The Keck School of Medicine will no longer have a combined Baccalaureate/M.D. Program for incoming freshmen next fall after being the only such program in California.
The program, which gave entering freshmen guaranteed acceptance into the medical school upon receiving their bachelor’s degree, was canceled so more students could have access to heath-related issues, according to Karen Rowan-Badger, assistant dean of USC Dornsife Admission.
“We have now progressed to our ultimate goal of opening a comprehensive Dornsife-Keck Pre-Health Services Center, which provides involvement opportunities and advisement for all of our pre-health students, rather than just a few selected students,” Rowan-Badger said.
The Office of the Provost, USC Dornsife Dean Howard Gillman and Keck School of Medicine Dean Carmen Puliafito jointly made the decision after years of close analysis and preparation, Rowan-Badger said.
Students currently enrolled in the program will continue on the same course plan until their guaranteed admission to Keck in fall 2015.
The Dornsife-Keck Pre-Health Services Center, which opened last year, will replace the services the Baccalaureate/M.D. Program previously provided.
Keck eliminated the combined degree when it found the program corresponded with a loss of diversity of majors and uniqueness among its applicants.
“The original design for the program was to encourage current undergraduate students to explore non-traditional majors for their pre-health education and broaden their understanding of the liberal arts,” Rowan-Badger said.
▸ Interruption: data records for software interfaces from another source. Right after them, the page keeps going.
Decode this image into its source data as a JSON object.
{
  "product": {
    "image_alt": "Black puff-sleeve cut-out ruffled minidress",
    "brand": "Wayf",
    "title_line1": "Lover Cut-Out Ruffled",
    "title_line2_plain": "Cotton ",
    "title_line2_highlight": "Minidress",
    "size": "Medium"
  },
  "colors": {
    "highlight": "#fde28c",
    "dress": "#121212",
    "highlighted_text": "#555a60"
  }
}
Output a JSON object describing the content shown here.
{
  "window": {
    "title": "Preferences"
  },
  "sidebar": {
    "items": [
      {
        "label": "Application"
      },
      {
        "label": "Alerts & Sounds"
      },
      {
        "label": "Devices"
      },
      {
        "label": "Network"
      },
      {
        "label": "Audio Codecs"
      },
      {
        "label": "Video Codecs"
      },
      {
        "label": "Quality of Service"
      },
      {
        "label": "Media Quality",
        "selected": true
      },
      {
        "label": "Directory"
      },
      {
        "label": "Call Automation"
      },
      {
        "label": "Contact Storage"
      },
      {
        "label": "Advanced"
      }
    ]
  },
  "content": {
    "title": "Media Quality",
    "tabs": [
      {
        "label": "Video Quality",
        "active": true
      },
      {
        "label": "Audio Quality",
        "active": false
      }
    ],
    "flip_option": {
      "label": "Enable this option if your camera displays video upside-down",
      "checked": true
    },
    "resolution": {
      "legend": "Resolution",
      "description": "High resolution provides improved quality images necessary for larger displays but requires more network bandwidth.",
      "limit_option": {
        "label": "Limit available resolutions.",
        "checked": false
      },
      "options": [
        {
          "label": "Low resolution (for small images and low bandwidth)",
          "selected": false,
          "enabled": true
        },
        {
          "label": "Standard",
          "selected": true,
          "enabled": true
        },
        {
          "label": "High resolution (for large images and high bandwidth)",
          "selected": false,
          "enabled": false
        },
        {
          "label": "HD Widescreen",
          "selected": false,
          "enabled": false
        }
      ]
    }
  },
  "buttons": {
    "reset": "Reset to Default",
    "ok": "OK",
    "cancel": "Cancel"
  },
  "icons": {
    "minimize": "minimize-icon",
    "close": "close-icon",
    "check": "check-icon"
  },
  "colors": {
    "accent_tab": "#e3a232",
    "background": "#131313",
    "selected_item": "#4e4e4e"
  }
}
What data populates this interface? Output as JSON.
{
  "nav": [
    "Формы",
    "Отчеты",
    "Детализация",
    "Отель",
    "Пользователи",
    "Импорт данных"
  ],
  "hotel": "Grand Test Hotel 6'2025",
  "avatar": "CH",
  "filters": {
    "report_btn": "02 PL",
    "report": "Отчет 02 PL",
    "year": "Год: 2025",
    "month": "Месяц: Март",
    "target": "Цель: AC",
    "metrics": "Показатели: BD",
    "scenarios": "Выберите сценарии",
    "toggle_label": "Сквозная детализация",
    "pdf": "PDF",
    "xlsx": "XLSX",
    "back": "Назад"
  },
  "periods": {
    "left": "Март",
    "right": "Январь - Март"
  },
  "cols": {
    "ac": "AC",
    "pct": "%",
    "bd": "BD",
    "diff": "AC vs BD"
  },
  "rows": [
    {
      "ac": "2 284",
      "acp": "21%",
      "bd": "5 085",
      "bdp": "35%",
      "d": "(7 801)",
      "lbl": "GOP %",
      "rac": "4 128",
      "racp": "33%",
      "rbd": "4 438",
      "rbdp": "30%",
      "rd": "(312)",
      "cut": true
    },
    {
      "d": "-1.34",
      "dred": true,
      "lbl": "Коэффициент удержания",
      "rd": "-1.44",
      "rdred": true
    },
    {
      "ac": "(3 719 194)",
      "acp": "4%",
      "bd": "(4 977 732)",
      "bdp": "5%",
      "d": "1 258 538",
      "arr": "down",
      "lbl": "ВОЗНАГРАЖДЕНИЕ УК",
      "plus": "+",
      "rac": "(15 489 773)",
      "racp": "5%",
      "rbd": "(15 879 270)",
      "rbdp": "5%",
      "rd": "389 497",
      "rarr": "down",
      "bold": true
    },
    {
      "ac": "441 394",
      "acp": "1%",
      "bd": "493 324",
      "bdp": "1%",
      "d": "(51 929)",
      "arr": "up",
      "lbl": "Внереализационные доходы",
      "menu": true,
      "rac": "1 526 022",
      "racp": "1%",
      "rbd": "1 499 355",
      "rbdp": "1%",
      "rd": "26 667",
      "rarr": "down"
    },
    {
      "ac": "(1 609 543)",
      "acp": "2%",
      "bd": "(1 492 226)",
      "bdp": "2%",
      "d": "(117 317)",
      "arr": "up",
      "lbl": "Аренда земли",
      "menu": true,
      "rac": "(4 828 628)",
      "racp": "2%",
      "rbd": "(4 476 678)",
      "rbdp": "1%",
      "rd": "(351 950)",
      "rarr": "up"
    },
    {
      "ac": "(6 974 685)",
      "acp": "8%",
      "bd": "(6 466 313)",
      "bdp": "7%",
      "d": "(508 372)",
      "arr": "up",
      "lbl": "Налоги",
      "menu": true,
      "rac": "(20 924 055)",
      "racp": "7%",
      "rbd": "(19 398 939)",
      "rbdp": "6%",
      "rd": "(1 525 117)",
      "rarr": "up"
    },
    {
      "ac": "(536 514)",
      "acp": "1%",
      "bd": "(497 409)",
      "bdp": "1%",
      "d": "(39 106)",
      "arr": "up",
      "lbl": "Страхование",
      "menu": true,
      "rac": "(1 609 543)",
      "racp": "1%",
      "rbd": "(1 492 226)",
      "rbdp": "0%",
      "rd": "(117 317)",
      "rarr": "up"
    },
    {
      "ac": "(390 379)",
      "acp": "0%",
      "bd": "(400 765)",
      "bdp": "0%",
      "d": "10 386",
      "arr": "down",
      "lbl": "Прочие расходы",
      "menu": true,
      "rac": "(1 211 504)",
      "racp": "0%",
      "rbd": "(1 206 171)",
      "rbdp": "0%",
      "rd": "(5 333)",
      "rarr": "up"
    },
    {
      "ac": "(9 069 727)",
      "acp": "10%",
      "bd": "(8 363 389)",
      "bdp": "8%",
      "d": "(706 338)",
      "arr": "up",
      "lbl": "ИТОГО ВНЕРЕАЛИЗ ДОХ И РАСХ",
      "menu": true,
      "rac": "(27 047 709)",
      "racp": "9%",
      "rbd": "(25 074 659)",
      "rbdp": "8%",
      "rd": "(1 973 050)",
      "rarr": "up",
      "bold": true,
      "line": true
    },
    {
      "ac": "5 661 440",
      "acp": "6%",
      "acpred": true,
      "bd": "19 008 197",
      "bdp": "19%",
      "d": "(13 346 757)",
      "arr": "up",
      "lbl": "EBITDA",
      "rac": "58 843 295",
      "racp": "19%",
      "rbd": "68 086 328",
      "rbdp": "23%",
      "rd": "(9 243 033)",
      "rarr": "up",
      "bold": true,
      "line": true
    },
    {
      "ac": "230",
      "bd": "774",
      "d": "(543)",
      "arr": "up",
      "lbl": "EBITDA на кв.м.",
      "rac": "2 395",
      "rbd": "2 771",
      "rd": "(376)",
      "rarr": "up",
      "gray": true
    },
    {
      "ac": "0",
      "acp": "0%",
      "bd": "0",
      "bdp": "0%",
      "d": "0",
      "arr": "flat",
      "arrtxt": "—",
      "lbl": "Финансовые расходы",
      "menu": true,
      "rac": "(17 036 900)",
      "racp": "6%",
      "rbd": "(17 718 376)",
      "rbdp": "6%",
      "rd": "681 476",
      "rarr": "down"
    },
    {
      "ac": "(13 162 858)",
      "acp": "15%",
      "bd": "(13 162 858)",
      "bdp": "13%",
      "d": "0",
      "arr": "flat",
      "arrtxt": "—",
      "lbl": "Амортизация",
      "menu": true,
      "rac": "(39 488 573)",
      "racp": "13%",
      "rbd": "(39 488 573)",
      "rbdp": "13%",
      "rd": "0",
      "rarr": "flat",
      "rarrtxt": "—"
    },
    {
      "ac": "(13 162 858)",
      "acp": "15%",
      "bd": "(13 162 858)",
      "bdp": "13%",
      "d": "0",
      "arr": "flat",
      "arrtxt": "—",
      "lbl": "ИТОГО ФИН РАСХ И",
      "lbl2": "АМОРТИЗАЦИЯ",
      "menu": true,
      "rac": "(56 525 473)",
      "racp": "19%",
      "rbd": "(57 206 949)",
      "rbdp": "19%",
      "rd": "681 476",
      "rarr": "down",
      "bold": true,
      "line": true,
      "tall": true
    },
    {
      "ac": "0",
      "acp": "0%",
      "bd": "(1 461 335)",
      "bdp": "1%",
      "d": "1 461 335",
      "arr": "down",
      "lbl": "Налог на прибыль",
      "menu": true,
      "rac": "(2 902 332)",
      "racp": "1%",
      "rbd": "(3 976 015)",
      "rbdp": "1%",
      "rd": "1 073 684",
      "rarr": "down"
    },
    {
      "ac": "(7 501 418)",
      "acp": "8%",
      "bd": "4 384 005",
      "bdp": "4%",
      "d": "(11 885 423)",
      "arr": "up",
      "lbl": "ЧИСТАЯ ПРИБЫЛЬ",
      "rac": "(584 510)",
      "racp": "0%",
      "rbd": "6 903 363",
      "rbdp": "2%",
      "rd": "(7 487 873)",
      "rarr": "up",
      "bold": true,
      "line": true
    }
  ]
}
After a careful evaluation of the program, however, the university decided the creation of the Dornsife-Keck Pre-Heath Service Center was a more effective way to increase academic diversity among medical school applicants.
The university will now aim to increase the diversity of majors among applicants and strengthen the undergraduate experience for students interested in pursuing medicine with the Pre-Health Services Center, Rowan-Badger said.
Jessica Gonzalez, a sophomore majoring in gerontology and a current student in the program, said she is especially disappointed with how the change will affect future freshmen.
“Incoming students may feel that they missed out on an incredible opportunity to have a guaranteed acceptance into medical school,” Gonzalez said.
Gonzalez also said she thinks the cancellation will cause a loss of community among students.
Some students, including Jeffrey Hill, a senior majoring in biology and kinesiology, found the program was helpful in allowing students to explore academic fields outside of health and science.
“The Baccalaureate/M.D. Program was a great opportunity for qualified and aspiring medically minded undergrads to get the most out of their college experience,” Hill said. “The comfort of already being accepted into medical school provides the chance for those admitted into the program to pursue things they might not have otherwise.”
The new center will continue to provide the small-group atmosphere and facilitate the common coursework of the Baccalaureate/M.D. Program, Rowan-Badger said.
Rowan-Badger said Keck expects to see backlash from students surrounding the program’s termination.
“We are certainly anticipating some unhappiness since we no longer offer this program,” Rowan-Badger said. “However, if students are truly interested in studying medicine at USC Dornsife, we know the improvements and focus will allow more students to become better prepared for medical school.”
No decision has been made regarding the new Dornsife-Keck Pre-Health Services Center affecting a program of early acceptance to Keck.